Design Process Steps (Design Thinking)

January 10, 2018

An overview of the design process (sometimes called "design thinking").

Designing isn’t magic. It’s a process. If you know the process, you can design. The better you are at the things Hillman Curtis mentioned in his quote, the better designer you will be. The process, however, is the same for just about any design practice. Let’s look closely at the design process.

Tony Fadell, a Product Designer who worked at Apple and Nest, talks about where to start when designing.

There are many different design thinking processes out there. I have found these five to be helpful when designing any project.

The Design Thinking Process in One Place

The chart below brings all of their steps into one tidy presentation. Note how many steps are the same across design thinking processes.

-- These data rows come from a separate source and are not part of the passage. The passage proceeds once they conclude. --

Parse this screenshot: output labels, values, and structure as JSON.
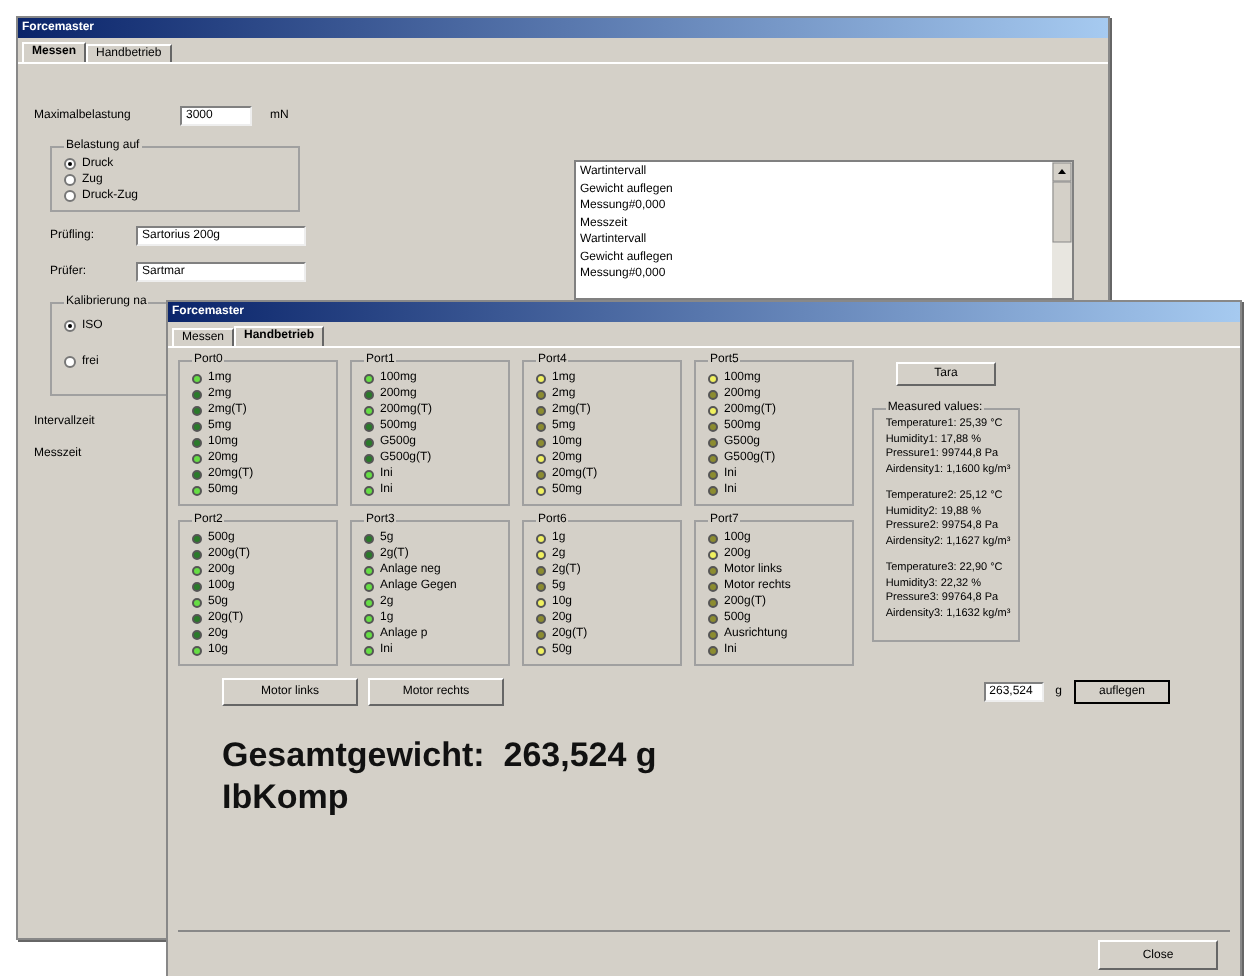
{
  "back_window": {
    "title": "Forcemaster",
    "tabs": [
      {
        "label": "Messen",
        "selected": true
      },
      {
        "label": "Handbetrieb",
        "selected": false
      }
    ],
    "max_load": {
      "label": "Maximalbelastung",
      "value": "3000",
      "unit": "mN"
    },
    "load_group": {
      "title": "Belastung auf",
      "options": [
        {
          "label": "Druck",
          "selected": true
        },
        {
          "label": "Zug",
          "selected": false
        },
        {
          "label": "Druck-Zug",
          "selected": false
        }
      ]
    },
    "fields": [
      {
        "label": "Prüfling:",
        "value": "Sartorius 200g"
      },
      {
        "label": "Prüfer:",
        "value": "Sartmar"
      }
    ],
    "calibration_group": {
      "title": "Kalibrierung na",
      "options": [
        {
          "label": "ISO",
          "selected": true
        },
        {
          "label": "frei",
          "selected": false
        }
      ]
    },
    "labels": [
      "Intervallzeit",
      "Messzeit"
    ],
    "log": [
      "Wartintervall",
      "Gewicht auflegen",
      "Messung#0,000",
      "Messzeit",
      "Wartintervall",
      "Gewicht auflegen",
      "Messung#0,000"
    ]
  },
  "front_window": {
    "title": "Forcemaster",
    "tabs": [
      {
        "label": "Messen",
        "selected": false
      },
      {
        "label": "Handbetrieb",
        "selected": true
      }
    ],
    "ports": [
      {
        "title": "Port0",
        "items": [
          {
            "label": "1mg",
            "color": "#66dd44"
          },
          {
            "label": "2mg",
            "color": "#2a7a2a"
          },
          {
            "label": "2mg(T)",
            "color": "#2a7a2a"
          },
          {
            "label": "5mg",
            "color": "#2a7a2a"
          },
          {
            "label": "10mg",
            "color": "#2a7a2a"
          },
          {
            "label": "20mg",
            "color": "#66dd44"
          },
          {
            "label": "20mg(T)",
            "color": "#2a7a2a"
          },
          {
            "label": "50mg",
            "color": "#66dd44"
          }
        ]
      },
      {
        "title": "Port1",
        "items": [
          {
            "label": "100mg",
            "color": "#66dd44"
          },
          {
            "label": "200mg",
            "color": "#2a7a2a"
          },
          {
            "label": "200mg(T)",
            "color": "#66dd44"
          },
          {
            "label": "500mg",
            "color": "#2a7a2a"
          },
          {
            "label": "G500g",
            "color": "#2a7a2a"
          },
          {
            "label": "G500g(T)",
            "color": "#2a7a2a"
          },
          {
            "label": "Ini",
            "color": "#66dd44"
          },
          {
            "label": "Ini",
            "color": "#66dd44"
          }
        ]
      },
      {
        "title": "Port4",
        "items": [
          {
            "label": "1mg",
            "color": "#f0f060"
          },
          {
            "label": "2mg",
            "color": "#8c8c30"
          },
          {
            "label": "2mg(T)",
            "color": "#8c8c30"
          },
          {
            "label": "5mg",
            "color": "#8c8c30"
          },
          {
            "label": "10mg",
            "color": "#8c8c30"
          },
          {
            "label": "20mg",
            "color": "#f0f060"
          },
          {
            "label": "20mg(T)",
            "color": "#8c8c30"
          },
          {
            "label": "50mg",
            "color": "#f0f060"
          }
        ]
      },
      {
        "title": "Port5",
        "items": [
          {
            "label": "100mg",
            "color": "#f0f060"
          },
          {
            "label": "200mg",
            "color": "#8c8c30"
          },
          {
            "label": "200mg(T)",
            "color": "#f0f060"
          },
          {
            "label": "500mg",
            "color": "#8c8c30"
          },
          {
            "label": "G500g",
            "color": "#8c8c30"
          },
          {
            "label": "G500g(T)",
            "color": "#8c8c30"
          },
          {
            "label": "Ini",
            "color": "#8c8c30"
          },
          {
            "label": "Ini",
            "color": "#8c8c30"
          }
        ]
      },
      {
        "title": "Port2",
        "items": [
          {
            "label": "500g",
            "color": "#2a7a2a"
          },
          {
            "label": "200g(T)",
            "color": "#2a7a2a"
          },
          {
            "label": "200g",
            "color": "#66dd44"
          },
          {
            "label": "100g",
            "color": "#2a7a2a"
          },
          {
            "label": "50g",
            "color": "#66dd44"
          },
          {
            "label": "20g(T)",
            "color": "#2a7a2a"
          },
          {
            "label": "20g",
            "color": "#2a7a2a"
          },
          {
            "label": "10g",
            "color": "#66dd44"
          }
        ]
      },
      {
        "title": "Port3",
        "items": [
          {
            "label": "5g",
            "color": "#2a7a2a"
          },
          {
            "label": "2g(T)",
            "color": "#2a7a2a"
          },
          {
            "label": "Anlage neg",
            "color": "#66dd44"
          },
          {
            "label": "Anlage Gegen",
            "color": "#66dd44"
          },
          {
            "label": "2g",
            "color": "#66dd44"
          },
          {
            "label": "1g",
            "color": "#66dd44"
          },
          {
            "label": "Anlage p",
            "color": "#66dd44"
          },
          {
            "label": "Ini",
            "color": "#66dd44"
          }
        ]
      },
      {
        "title": "Port6",
        "items": [
          {
            "label": "1g",
            "color": "#f0f060"
          },
          {
            "label": "2g",
            "color": "#f0f060"
          },
          {
            "label": "2g(T)",
            "color": "#8c8c30"
          },
          {
            "label": "5g",
            "color": "#8c8c30"
          },
          {
            "label": "10g",
            "color": "#f0f060"
          },
          {
            "label": "20g",
            "color": "#8c8c30"
          },
          {
            "label": "20g(T)",
            "color": "#8c8c30"
          },
          {
            "label": "50g",
            "color": "#f0f060"
          }
        ]
      },
      {
        "title": "Port7",
        "items": [
          {
            "label": "100g",
            "color": "#8c8c30"
          },
          {
            "label": "200g",
            "color": "#f0f060"
          },
          {
            "label": "Motor links",
            "color": "#8c8c30"
          },
          {
            "label": "Motor rechts",
            "color": "#8c8c30"
          },
          {
            "label": "200g(T)",
            "color": "#8c8c30"
          },
          {
            "label": "500g",
            "color": "#8c8c30"
          },
          {
            "label": "Ausrichtung",
            "color": "#8c8c30"
          },
          {
            "label": "Ini",
            "color": "#8c8c30"
          }
        ]
      }
    ],
    "tare_button": "Tara",
    "measured": {
      "title": "Measured values:",
      "blocks": [
        [
          "Temperature1: 25,39 °C",
          "Humidity1: 17,88 %",
          "Pressure1: 99744,8 Pa",
          "Airdensity1: 1,1600 kg/m³"
        ],
        [
          "Temperature2: 25,12 °C",
          "Humidity2: 19,88 %",
          "Pressure2: 99754,8 Pa",
          "Airdensity2: 1,1627 kg/m³"
        ],
        [
          "Temperature3: 22,90 °C",
          "Humidity3: 22,32 %",
          "Pressure3: 99764,8 Pa",
          "Airdensity3: 1,1632 kg/m³"
        ]
      ]
    },
    "weight_input": {
      "value": "263,524",
      "unit": "g",
      "button": "auflegen"
    },
    "motor_buttons": [
      "Motor links",
      "Motor rechts"
    ],
    "total": "Gesamtgewicht:  263,524 g",
    "status": "IbKomp",
    "close_button": "Close"
  }
}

5-Step Design Thinking ProcessIDEO Design Thinking ProcessThe Universal TravelerDesign Sprint (Google)
Pre-WorkSet the Stage
Prepare a space and tools needed to operate a sprint. Get your mind ready to think like a designer.
Launch the ProjectFrame a Question
Identify a driving question that inspires others to search for creative solutions.
Accept
Set your initial intentions; accept the problem as a challenge; allow the problem to become the generator of the process.
ResearchEmpathize
Gain an empathic understanding of the problem you are trying to solve.
Gather Inspiration
Inspire new thinking by discovering what people really need.
Analyze
Gather Facts and Feelings: Become familiar with the insides and the outsides of the problem; discover what the “world of the problem” contains.
Map
“Boot up” as much information as quickly as possible. Gather information from all team members.
Specify the NeedDefine
Put together the information created and gathered. Create a clear “problem statement.”
Define
Determine the destination. Define the main issues of the problem; conceptualize and clarify aims, ends, and goals of problem resolution.
Produce Solution IdeasIdeate
Identify new solutions to the problem statement you’ve created, look for alternative ways of viewing the problem. Generate many ideas.
Generate Ideas
Push past obvious solutions to get to breakthrough ideas.
Ideate
Generate alternatives. Identify all possible ways of realizing the goals.
Sketch
Solve the problem by using a method optimized for deep thinking. Every individual sketches their own detailed, opinionated solutions. Make a storyboard to show how the design will work.
Choose a DirectionSelect
Choose from the options. Compare the destination (goal) with the possible ways of getting there; determine the best match(es).
Decide
Determine which of your sketches should be prototyped and tested.
Create the DesignPrototype
Build rough prototypes to learn how to make ideas better.
Make Ideas Tangible
Build rough prototypes to learn how to make ideas better.
Implement
Take action. Give form to the selected “best ways;” realize intentions.
Prototype
Build a realistic prototype of the solution(s) you selected.
Test the DesignTest
Rigorously test the completed product using the best solutions identified during the prototyping phase. Learn if any adjustments need to be made.
Test to Learn
Refine ideas by gathering feedback and experimenting forward.
Evaluate
Measure success. Review the design’s impacts to determine the degree of success and its overall value; what was learned?
Test
Present the solution to stakeholders and quick-and-dirty answers to your most pressing questions.
Share with OthersShare the Story
Craft a human story to inspire others toward action.

The design process can be applied to just about any problem. It all comes down to being aware of the need and working to create and test solutions till you find the right fit.

the design process illustrated in a book
A spread from the Universal Traveler

Want to see Design Thinking in action? Check out the Creative Confidence Series Webcast Episode about how IDEO uses design thinking to address different business challenges. The video is at the bottom of the page. Each chapter is excellent.

dennischeatham

Associate Professor

Miami University